> Records provided:

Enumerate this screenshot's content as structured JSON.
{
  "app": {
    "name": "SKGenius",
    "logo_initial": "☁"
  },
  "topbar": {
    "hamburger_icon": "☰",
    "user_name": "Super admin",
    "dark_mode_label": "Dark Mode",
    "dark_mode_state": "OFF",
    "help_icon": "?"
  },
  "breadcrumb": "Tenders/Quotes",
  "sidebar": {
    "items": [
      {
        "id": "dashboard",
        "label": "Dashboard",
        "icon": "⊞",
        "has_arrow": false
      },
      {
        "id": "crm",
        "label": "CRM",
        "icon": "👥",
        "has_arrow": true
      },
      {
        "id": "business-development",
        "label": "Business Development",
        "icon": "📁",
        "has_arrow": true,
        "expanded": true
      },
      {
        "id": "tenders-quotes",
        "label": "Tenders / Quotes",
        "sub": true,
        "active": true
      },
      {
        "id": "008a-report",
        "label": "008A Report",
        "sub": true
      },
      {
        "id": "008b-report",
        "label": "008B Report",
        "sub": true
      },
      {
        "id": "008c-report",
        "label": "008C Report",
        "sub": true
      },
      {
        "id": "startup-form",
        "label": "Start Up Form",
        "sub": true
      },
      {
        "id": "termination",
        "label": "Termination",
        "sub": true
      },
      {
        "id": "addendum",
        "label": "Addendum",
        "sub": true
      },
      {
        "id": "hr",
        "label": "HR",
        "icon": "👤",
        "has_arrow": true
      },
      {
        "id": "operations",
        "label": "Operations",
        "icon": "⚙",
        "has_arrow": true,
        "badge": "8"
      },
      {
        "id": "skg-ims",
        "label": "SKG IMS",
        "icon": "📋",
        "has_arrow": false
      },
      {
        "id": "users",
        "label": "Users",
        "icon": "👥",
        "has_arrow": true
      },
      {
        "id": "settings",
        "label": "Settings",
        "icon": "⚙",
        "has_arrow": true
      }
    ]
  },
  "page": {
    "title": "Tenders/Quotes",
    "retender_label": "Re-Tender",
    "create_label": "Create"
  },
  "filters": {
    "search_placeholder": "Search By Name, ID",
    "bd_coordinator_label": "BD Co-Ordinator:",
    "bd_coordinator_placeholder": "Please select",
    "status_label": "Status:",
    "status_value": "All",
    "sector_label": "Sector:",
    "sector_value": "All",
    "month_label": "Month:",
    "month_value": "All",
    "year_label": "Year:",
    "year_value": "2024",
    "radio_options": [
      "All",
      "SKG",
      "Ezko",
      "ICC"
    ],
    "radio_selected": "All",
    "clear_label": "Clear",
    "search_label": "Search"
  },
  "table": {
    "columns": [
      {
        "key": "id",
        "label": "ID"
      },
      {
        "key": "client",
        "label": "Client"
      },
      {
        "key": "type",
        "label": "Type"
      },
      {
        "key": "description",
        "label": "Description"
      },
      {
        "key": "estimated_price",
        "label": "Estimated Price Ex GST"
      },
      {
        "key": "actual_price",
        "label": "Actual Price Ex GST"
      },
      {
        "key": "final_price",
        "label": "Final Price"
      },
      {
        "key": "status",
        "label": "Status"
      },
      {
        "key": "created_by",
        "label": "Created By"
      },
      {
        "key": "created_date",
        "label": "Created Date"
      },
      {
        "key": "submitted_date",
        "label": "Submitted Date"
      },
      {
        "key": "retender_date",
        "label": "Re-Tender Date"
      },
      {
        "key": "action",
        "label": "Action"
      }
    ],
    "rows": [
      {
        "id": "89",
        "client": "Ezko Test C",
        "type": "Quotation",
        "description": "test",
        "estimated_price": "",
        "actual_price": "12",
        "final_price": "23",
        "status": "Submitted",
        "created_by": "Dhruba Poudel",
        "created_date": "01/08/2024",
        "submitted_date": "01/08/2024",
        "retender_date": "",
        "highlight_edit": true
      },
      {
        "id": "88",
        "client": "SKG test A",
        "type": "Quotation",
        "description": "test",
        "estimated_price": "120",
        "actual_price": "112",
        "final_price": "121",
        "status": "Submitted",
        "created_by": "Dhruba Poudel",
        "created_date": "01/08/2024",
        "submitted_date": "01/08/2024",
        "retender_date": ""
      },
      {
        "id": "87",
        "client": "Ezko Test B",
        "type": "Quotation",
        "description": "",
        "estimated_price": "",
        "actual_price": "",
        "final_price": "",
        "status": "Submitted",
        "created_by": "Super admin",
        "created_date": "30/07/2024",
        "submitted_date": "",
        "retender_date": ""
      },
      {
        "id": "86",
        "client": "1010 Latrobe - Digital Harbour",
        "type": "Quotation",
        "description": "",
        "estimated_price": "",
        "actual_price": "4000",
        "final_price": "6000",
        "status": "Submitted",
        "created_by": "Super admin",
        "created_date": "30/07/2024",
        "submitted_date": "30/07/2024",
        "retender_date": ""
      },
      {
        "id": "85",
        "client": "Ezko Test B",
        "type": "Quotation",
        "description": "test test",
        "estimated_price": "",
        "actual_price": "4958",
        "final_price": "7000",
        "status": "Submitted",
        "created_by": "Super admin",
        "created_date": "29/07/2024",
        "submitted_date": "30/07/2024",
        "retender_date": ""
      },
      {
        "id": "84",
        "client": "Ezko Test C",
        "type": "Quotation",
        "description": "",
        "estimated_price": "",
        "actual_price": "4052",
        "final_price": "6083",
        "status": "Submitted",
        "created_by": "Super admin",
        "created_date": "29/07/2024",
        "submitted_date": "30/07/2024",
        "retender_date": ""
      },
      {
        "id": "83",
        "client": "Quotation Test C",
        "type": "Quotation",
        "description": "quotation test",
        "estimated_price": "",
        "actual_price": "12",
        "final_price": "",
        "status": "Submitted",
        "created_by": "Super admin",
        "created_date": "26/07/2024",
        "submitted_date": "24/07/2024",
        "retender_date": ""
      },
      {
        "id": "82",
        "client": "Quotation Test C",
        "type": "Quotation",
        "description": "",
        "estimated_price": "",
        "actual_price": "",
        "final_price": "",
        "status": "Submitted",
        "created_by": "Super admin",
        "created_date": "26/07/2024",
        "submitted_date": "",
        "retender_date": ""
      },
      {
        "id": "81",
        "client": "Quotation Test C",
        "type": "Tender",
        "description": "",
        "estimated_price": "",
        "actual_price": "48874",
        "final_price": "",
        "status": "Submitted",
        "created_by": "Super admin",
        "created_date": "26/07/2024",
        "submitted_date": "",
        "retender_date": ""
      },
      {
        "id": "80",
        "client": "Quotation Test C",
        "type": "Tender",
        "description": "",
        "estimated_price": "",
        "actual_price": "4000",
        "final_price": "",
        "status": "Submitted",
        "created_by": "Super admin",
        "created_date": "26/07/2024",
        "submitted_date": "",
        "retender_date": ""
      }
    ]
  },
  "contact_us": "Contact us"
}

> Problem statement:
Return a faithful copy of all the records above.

> Response to this task:
Enumerate this screenshot's content as structured JSON.
{
  "app": {
    "name": "SKGenius",
    "logo_initial": "☁"
  },
  "topbar": {
    "hamburger_icon": "☰",
    "user_name": "Super admin",
    "dark_mode_label": "Dark Mode",
    "dark_mode_state": "OFF",
    "help_icon": "?"
  },
  "breadcrumb": "Tenders/Quotes",
  "sidebar": {
    "items": [
      {
        "id": "dashboard",
        "label": "Dashboard",
        "icon": "⊞",
        "has_arrow": false
      },
      {
        "id": "crm",
        "label": "CRM",
        "icon": "👥",
        "has_arrow": true
      },
      {
        "id": "business-development",
        "label": "Business Development",
        "icon": "📁",
        "has_arrow": true,
        "expanded": true
      },
      {
        "id": "tenders-quotes",
        "label": "Tenders / Quotes",
        "sub": true,
        "active": true
      },
      {
        "id": "008a-report",
        "label": "008A Report",
        "sub": true
      },
      {
        "id": "008b-report",
        "label": "008B Report",
        "sub": true
      },
      {
        "id": "008c-report",
        "label": "008C Report",
        "sub": true
      },
      {
        "id": "startup-form",
        "label": "Start Up Form",
        "sub": true
      },
      {
        "id": "termination",
        "label": "Termination",
        "sub": true
      },
      {
        "id": "addendum",
        "label": "Addendum",
        "sub": true
      },
      {
        "id": "hr",
        "label": "HR",
        "icon": "👤",
        "has_arrow": true
      },
      {
        "id": "operations",
        "label": "Operations",
        "icon": "⚙",
        "has_arrow": true,
        "badge": "8"
      },
      {
        "id": "skg-ims",
        "label": "SKG IMS",
        "icon": "📋",
        "has_arrow": false
      },
      {
        "id": "users",
        "label": "Users",
        "icon": "👥",
        "has_arrow": true
      },
      {
        "id": "settings",
        "label": "Settings",
        "icon": "⚙",
        "has_arrow": true
      }
    ]
  },
  "page": {
    "title": "Tenders/Quotes",
    "retender_label": "Re-Tender",
    "create_label": "Create"
  },
  "filters": {
    "search_placeholder": "Search By Name, ID",
    "bd_coordinator_label": "BD Co-Ordinator:",
    "bd_coordinator_placeholder": "Please select",
    "status_label": "Status:",
    "status_value": "All",
    "sector_label": "Sector:",
    "sector_value": "All",
    "month_label": "Month:",
    "month_value": "All",
    "year_label": "Year:",
    "year_value": "2024",
    "radio_options": [
      "All",
      "SKG",
      "Ezko",
      "ICC"
    ],
    "radio_selected": "All",
    "clear_label": "Clear",
    "search_label": "Search"
  },
  "table": {
    "columns": [
      {
        "key": "id",
        "label": "ID"
      },
      {
        "key": "client",
        "label": "Client"
      },
      {
        "key": "type",
        "label": "Type"
      },
      {
        "key": "description",
        "label": "Description"
      },
      {
        "key": "estimated_price",
        "label": "Estimated Price Ex GST"
      },
      {
        "key": "actual_price",
        "label": "Actual Price Ex GST"
      },
      {
        "key": "final_price",
        "label": "Final Price"
      },
      {
        "key": "status",
        "label": "Status"
      },
      {
        "key": "created_by",
        "label": "Created By"
      },
      {
        "key": "created_date",
        "label": "Created Date"
      },
      {
        "key": "submitted_date",
        "label": "Submitted Date"
      },
      {
        "key": "retender_date",
        "label": "Re-Tender Date"
      },
      {
        "key": "action",
        "label": "Action"
      }
    ],
    "rows": [
      {
        "id": "89",
        "client": "Ezko Test C",
        "type": "Quotation",
        "description": "test",
        "estimated_price": "",
        "actual_price": "12",
        "final_price": "23",
        "status": "Submitted",
        "created_by": "Dhruba Poudel",
        "created_date": "01/08/2024",
        "submitted_date": "01/08/2024",
        "retender_date": "",
        "highlight_edit": true
      },
      {
        "id": "88",
        "client": "SKG test A",
        "type": "Quotation",
        "description": "test",
        "estimated_price": "120",
        "actual_price": "112",
        "final_price": "121",
        "status": "Submitted",
        "created_by": "Dhruba Poudel",
        "created_date": "01/08/2024",
        "submitted_date": "01/08/2024",
        "retender_date": ""
      },
      {
        "id": "87",
        "client": "Ezko Test B",
        "type": "Quotation",
        "description": "",
        "estimated_price": "",
        "actual_price": "",
        "final_price": "",
        "status": "Submitted",
        "created_by": "Super admin",
        "created_date": "30/07/2024",
        "submitted_date": "",
        "retender_date": ""
      },
      {
        "id": "86",
        "client": "1010 Latrobe - Digital Harbour",
        "type": "Quotation",
        "description": "",
        "estimated_price": "",
        "actual_price": "4000",
        "final_price": "6000",
        "status": "Submitted",
        "created_by": "Super admin",
        "created_date": "30/07/2024",
        "submitted_date": "30/07/2024",
        "retender_date": ""
      },
      {
        "id": "85",
        "client": "Ezko Test B",
        "type": "Quotation",
        "description": "test test",
        "estimated_price": "",
        "actual_price": "4958",
        "final_price": "7000",
        "status": "Submitted",
        "created_by": "Super admin",
        "created_date": "29/07/2024",
        "submitted_date": "30/07/2024",
        "retender_date": ""
      },
      {
        "id": "84",
        "client": "Ezko Test C",
        "type": "Quotation",
        "description": "",
        "estimated_price": "",
        "actual_price": "4052",
        "final_price": "6083",
        "status": "Submitted",
        "created_by": "Super admin",
        "created_date": "29/07/2024",
        "submitted_date": "30/07/2024",
        "retender_date": ""
      },
      {
        "id": "83",
        "client": "Quotation Test C",
        "type": "Quotation",
        "description": "quotation test",
        "estimated_price": "",
        "actual_price": "12",
        "final_price": "",
        "status": "Submitted",
        "created_by": "Super admin",
        "created_date": "26/07/2024",
        "submitted_date": "24/07/2024",
        "retender_date": ""
      },
      {
        "id": "82",
        "client": "Quotation Test C",
        "type": "Quotation",
        "description": "",
        "estimated_price": "",
        "actual_price": "",
        "final_price": "",
        "status": "Submitted",
        "created_by": "Super admin",
        "created_date": "26/07/2024",
        "submitted_date": "",
        "retender_date": ""
      },
      {
        "id": "81",
        "client": "Quotation Test C",
        "type": "Tender",
        "description": "",
        "estimated_price": "",
        "actual_price": "48874",
        "final_price": "",
        "status": "Submitted",
        "created_by": "Super admin",
        "created_date": "26/07/2024",
        "submitted_date": "",
        "retender_date": ""
      },
      {
        "id": "80",
        "client": "Quotation Test C",
        "type": "Tender",
        "description": "",
        "estimated_price": "",
        "actual_price": "4000",
        "final_price": "",
        "status": "Submitted",
        "created_by": "Super admin",
        "created_date": "26/07/2024",
        "submitted_date": "",
        "retender_date": ""
      }
    ]
  },
  "contact_us": "Contact us"
}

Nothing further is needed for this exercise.